- [PROMPT] Once you have read the records, output them exactly.

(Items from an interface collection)
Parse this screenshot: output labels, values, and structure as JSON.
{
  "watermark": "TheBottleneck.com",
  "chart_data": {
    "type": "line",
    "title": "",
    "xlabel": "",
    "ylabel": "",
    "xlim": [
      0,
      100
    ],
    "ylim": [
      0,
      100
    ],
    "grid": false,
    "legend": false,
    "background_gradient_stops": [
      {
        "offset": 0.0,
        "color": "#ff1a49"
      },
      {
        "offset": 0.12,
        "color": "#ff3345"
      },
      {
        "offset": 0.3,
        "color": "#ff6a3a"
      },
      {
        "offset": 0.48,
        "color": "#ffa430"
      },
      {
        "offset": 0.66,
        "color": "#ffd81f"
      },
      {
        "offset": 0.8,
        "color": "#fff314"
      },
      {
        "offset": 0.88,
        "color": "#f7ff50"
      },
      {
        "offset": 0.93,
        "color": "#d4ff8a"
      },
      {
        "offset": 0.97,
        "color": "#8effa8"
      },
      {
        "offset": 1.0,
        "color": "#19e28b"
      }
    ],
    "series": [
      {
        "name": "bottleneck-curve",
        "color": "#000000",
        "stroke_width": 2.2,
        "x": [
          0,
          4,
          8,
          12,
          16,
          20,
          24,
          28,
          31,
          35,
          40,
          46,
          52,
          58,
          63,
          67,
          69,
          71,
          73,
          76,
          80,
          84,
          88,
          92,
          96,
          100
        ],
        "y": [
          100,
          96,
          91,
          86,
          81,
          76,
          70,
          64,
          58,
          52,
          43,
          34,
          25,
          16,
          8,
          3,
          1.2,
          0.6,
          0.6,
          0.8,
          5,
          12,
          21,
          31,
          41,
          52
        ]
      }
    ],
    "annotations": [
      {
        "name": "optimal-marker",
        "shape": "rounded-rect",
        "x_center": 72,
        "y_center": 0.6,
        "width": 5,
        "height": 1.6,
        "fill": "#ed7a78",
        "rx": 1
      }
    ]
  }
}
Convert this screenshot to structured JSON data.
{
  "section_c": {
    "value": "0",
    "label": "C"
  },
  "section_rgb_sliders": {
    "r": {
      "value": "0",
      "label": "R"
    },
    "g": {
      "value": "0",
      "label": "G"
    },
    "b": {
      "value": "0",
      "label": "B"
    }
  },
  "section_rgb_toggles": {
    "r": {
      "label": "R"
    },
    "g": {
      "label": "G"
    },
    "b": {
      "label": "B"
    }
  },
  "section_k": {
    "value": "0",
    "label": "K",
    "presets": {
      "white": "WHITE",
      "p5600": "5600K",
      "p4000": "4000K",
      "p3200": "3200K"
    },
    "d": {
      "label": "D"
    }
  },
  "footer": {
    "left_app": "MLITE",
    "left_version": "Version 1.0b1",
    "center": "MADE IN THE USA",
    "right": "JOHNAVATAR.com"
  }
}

- [RESULT]
Parse this screenshot: output labels, values, and structure as JSON.
{
  "watermark": "TheBottleneck.com",
  "chart_data": {
    "type": "line",
    "title": "",
    "xlabel": "",
    "ylabel": "",
    "xlim": [
      0,
      100
    ],
    "ylim": [
      0,
      100
    ],
    "grid": false,
    "legend": false,
    "background_gradient_stops": [
      {
        "offset": 0.0,
        "color": "#ff1a49"
      },
      {
        "offset": 0.12,
        "color": "#ff3345"
      },
      {
        "offset": 0.3,
        "color": "#ff6a3a"
      },
      {
        "offset": 0.48,
        "color": "#ffa430"
      },
      {
        "offset": 0.66,
        "color": "#ffd81f"
      },
      {
        "offset": 0.8,
        "color": "#fff314"
      },
      {
        "offset": 0.88,
        "color": "#f7ff50"
      },
      {
        "offset": 0.93,
        "color": "#d4ff8a"
      },
      {
        "offset": 0.97,
        "color": "#8effa8"
      },
      {
        "offset": 1.0,
        "color": "#19e28b"
      }
    ],
    "series": [
      {
        "name": "bottleneck-curve",
        "color": "#000000",
        "stroke_width": 2.2,
        "x": [
          0,
          4,
          8,
          12,
          16,
          20,
          24,
          28,
          31,
          35,
          40,
          46,
          52,
          58,
          63,
          67,
          69,
          71,
          73,
          76,
          80,
          84,
          88,
          92,
          96,
          100
        ],
        "y": [
          100,
          96,
          91,
          86,
          81,
          76,
          70,
          64,
          58,
          52,
          43,
          34,
          25,
          16,
          8,
          3,
          1.2,
          0.6,
          0.6,
          0.8,
          5,
          12,
          21,
          31,
          41,
          52
        ]
      }
    ],
    "annotations": [
      {
        "name": "optimal-marker",
        "shape": "rounded-rect",
        "x_center": 72,
        "y_center": 0.6,
        "width": 5,
        "height": 1.6,
        "fill": "#ed7a78",
        "rx": 1
      }
    ]
  }
}
Convert this screenshot to structured JSON data.
{
  "section_c": {
    "value": "0",
    "label": "C"
  },
  "section_rgb_sliders": {
    "r": {
      "value": "0",
      "label": "R"
    },
    "g": {
      "value": "0",
      "label": "G"
    },
    "b": {
      "value": "0",
      "label": "B"
    }
  },
  "section_rgb_toggles": {
    "r": {
      "label": "R"
    },
    "g": {
      "label": "G"
    },
    "b": {
      "label": "B"
    }
  },
  "section_k": {
    "value": "0",
    "label": "K",
    "presets": {
      "white": "WHITE",
      "p5600": "5600K",
      "p4000": "4000K",
      "p3200": "3200K"
    },
    "d": {
      "label": "D"
    }
  },
  "footer": {
    "left_app": "MLITE",
    "left_version": "Version 1.0b1",
    "center": "MADE IN THE USA",
    "right": "JOHNAVATAR.com"
  }
}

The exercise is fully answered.